If you have a short section of gutter that’s damaged, you don’t have to replace the entire run. Slip joints are short sections of gutter sold at home improvement stores that join two sections together. It’s a doable DIY project, but Lantz has reservations. One reason is the color. Gutters fade over time, so putting up a new section with a joint is going to be very noticeable. If that doesn’t bother you, go for it!

“It’s also going to be creating a seam, and seams are where leaks are most likely to occur,” Lantz says. “If you have a run of gutter that’s damaged, it just makes sense to replace that entire run rather than just replace a piece of it.”

About the Expert

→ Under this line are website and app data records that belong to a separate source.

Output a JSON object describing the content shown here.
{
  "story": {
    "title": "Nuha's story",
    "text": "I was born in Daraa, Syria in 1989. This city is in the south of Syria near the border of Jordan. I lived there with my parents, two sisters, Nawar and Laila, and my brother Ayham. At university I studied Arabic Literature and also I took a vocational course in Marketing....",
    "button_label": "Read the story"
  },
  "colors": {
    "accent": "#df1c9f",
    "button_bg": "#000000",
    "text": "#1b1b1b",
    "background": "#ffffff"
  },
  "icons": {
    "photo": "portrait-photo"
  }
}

Noah Lantz is the director of the Rain Gutter Association, which establishes rigorous training, certification and standards for rain gutter installation. He’s also the owner of Gutter Hunks, a company serving the Grand Rapids and greater Kent County, Michigan area.